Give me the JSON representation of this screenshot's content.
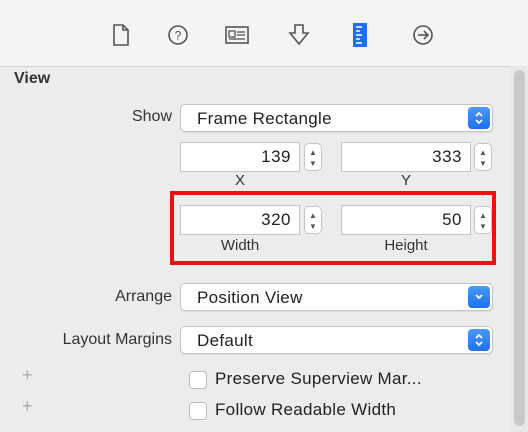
{
  "toolbar": {
    "tabs": [
      {
        "name": "file-inspector",
        "icon": "document-icon"
      },
      {
        "name": "quick-help",
        "icon": "help-circle-icon"
      },
      {
        "name": "identity-inspector",
        "icon": "id-card-icon"
      },
      {
        "name": "attributes-inspector",
        "icon": "shield-arrow-icon"
      },
      {
        "name": "size-inspector",
        "icon": "ruler-icon",
        "selected": true
      },
      {
        "name": "connections-inspector",
        "icon": "arrow-circle-icon"
      }
    ],
    "accent_color": "#1d6ff0"
  },
  "view": {
    "title": "View",
    "show": {
      "label": "Show",
      "value": "Frame Rectangle"
    },
    "x": {
      "value": "139",
      "label": "X"
    },
    "y": {
      "value": "333",
      "label": "Y"
    },
    "width": {
      "value": "320",
      "label": "Width"
    },
    "height": {
      "value": "50",
      "label": "Height"
    },
    "arrange": {
      "label": "Arrange",
      "value": "Position View"
    },
    "layout_margins": {
      "label": "Layout Margins",
      "value": "Default"
    },
    "preserve_superview": {
      "label": "Preserve Superview Mar...",
      "checked": false
    },
    "follow_readable": {
      "label": "Follow Readable Width",
      "checked": false
    }
  },
  "annotation": {
    "color": "#ee1111"
  }
}
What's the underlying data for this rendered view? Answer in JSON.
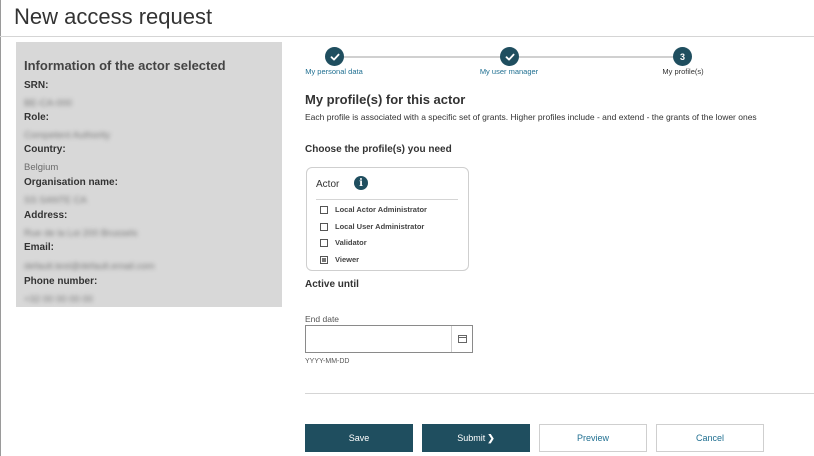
{
  "page": {
    "title": "New access request"
  },
  "actor_info": {
    "heading": "Information of the actor selected",
    "fields": [
      {
        "label": "SRN:",
        "value": "BE-CA-000"
      },
      {
        "label": "Role:",
        "value": "Competent Authority"
      },
      {
        "label": "Country:",
        "value": "Belgium"
      },
      {
        "label": "Organisation name:",
        "value": "SS SANTE CA"
      },
      {
        "label": "Address:",
        "value": "Rue de la Loi 200 Brussels"
      },
      {
        "label": "Email:",
        "value": "default.test@default.email.com"
      },
      {
        "label": "Phone number:",
        "value": "+32 00 00 00 00"
      }
    ]
  },
  "stepper": {
    "steps": [
      {
        "label": "My personal data",
        "state": "done",
        "icon": "check-icon"
      },
      {
        "label": "My user manager",
        "state": "done",
        "icon": "check-icon"
      },
      {
        "label": "My profile(s)",
        "state": "current",
        "number": "3"
      }
    ]
  },
  "profiles": {
    "title": "My profile(s) for this actor",
    "description": "Each profile is associated with a specific set of grants. Higher profiles include - and extend - the grants of the lower ones",
    "choose_label": "Choose the profile(s) you need",
    "group_label": "Actor",
    "options": [
      {
        "label": "Local Actor Administrator",
        "checked": false
      },
      {
        "label": "Local User Administrator",
        "checked": false
      },
      {
        "label": "Validator",
        "checked": false
      },
      {
        "label": "Viewer",
        "checked": true
      }
    ]
  },
  "active_until": {
    "title": "Active until",
    "end_date_label": "End date",
    "end_date_value": "",
    "format_hint": "YYYY-MM-DD"
  },
  "actions": {
    "save": "Save",
    "submit": "Submit",
    "preview": "Preview",
    "cancel": "Cancel"
  },
  "colors": {
    "primary": "#1f4e5f",
    "link": "#1f6f91",
    "panel_bg": "#d8d8d8"
  }
}
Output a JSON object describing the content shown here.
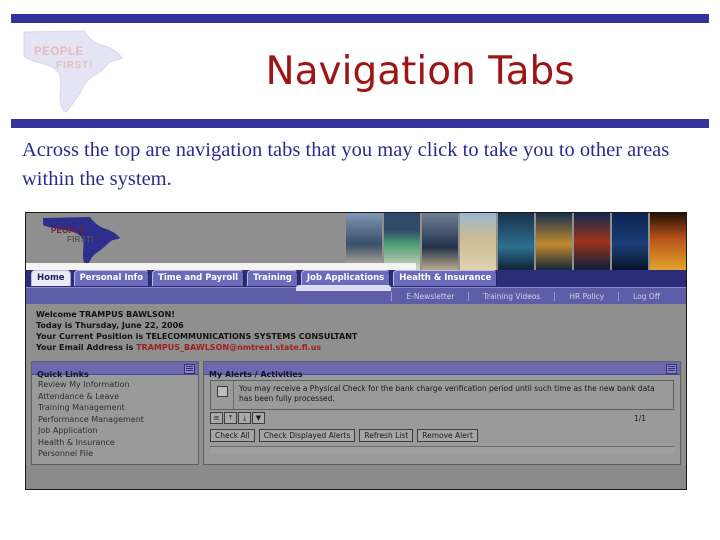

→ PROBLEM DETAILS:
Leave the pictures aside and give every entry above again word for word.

→ ANSWER TO THIS PROBLEM:
Give me the JSON representation of this screenshot's content.
{
  "toolbar": {
    "tabs": [
      {
        "name": "file-inspector",
        "icon": "document-icon"
      },
      {
        "name": "quick-help",
        "icon": "help-circle-icon"
      },
      {
        "name": "identity-inspector",
        "icon": "id-card-icon"
      },
      {
        "name": "attributes-inspector",
        "icon": "shield-arrow-icon"
      },
      {
        "name": "size-inspector",
        "icon": "ruler-icon",
        "selected": true
      },
      {
        "name": "connections-inspector",
        "icon": "arrow-circle-icon"
      }
    ],
    "accent_color": "#1d6ff0"
  },
  "view": {
    "title": "View",
    "show": {
      "label": "Show",
      "value": "Frame Rectangle"
    },
    "x": {
      "value": "139",
      "label": "X"
    },
    "y": {
      "value": "333",
      "label": "Y"
    },
    "width": {
      "value": "320",
      "label": "Width"
    },
    "height": {
      "value": "50",
      "label": "Height"
    },
    "arrange": {
      "label": "Arrange",
      "value": "Position View"
    },
    "layout_margins": {
      "label": "Layout Margins",
      "value": "Default"
    },
    "preserve_superview": {
      "label": "Preserve Superview Mar...",
      "checked": false
    },
    "follow_readable": {
      "label": "Follow Readable Width",
      "checked": false
    }
  },
  "annotation": {
    "color": "#ee1111"
  }
}
What's the underlying data for this rendered view? Answer in JSON.
{
  "page": {
    "title": "New access request"
  },
  "actor_info": {
    "heading": "Information of the actor selected",
    "fields": [
      {
        "label": "SRN:",
        "value": "BE-CA-000"
      },
      {
        "label": "Role:",
        "value": "Competent Authority"
      },
      {
        "label": "Country:",
        "value": "Belgium"
      },
      {
        "label": "Organisation name:",
        "value": "SS SANTE CA"
      },
      {
        "label": "Address:",
        "value": "Rue de la Loi 200 Brussels"
      },
      {
        "label": "Email:",
        "value": "default.test@default.email.com"
      },
      {
        "label": "Phone number:",
        "value": "+32 00 00 00 00"
      }
    ]
  },
  "stepper": {
    "steps": [
      {
        "label": "My personal data",
        "state": "done",
        "icon": "check-icon"
      },
      {
        "label": "My user manager",
        "state": "done",
        "icon": "check-icon"
      },
      {
        "label": "My profile(s)",
        "state": "current",
        "number": "3"
      }
    ]
  },
  "profiles": {
    "title": "My profile(s) for this actor",
    "description": "Each profile is associated with a specific set of grants. Higher profiles include - and extend - the grants of the lower ones",
    "choose_label": "Choose the profile(s) you need",
    "group_label": "Actor",
    "options": [
      {
        "label": "Local Actor Administrator",
        "checked": false
      },
      {
        "label": "Local User Administrator",
        "checked": false
      },
      {
        "label": "Validator",
        "checked": false
      },
      {
        "label": "Viewer",
        "checked": true
      }
    ]
  },
  "active_until": {
    "title": "Active until",
    "end_date_label": "End date",
    "end_date_value": "",
    "format_hint": "YYYY-MM-DD"
  },
  "actions": {
    "save": "Save",
    "submit": "Submit",
    "preview": "Preview",
    "cancel": "Cancel"
  },
  "colors": {
    "primary": "#1f4e5f",
    "link": "#1f6f91",
    "panel_bg": "#d8d8d8"
  }
}
Output a JSON object describing the content shown here.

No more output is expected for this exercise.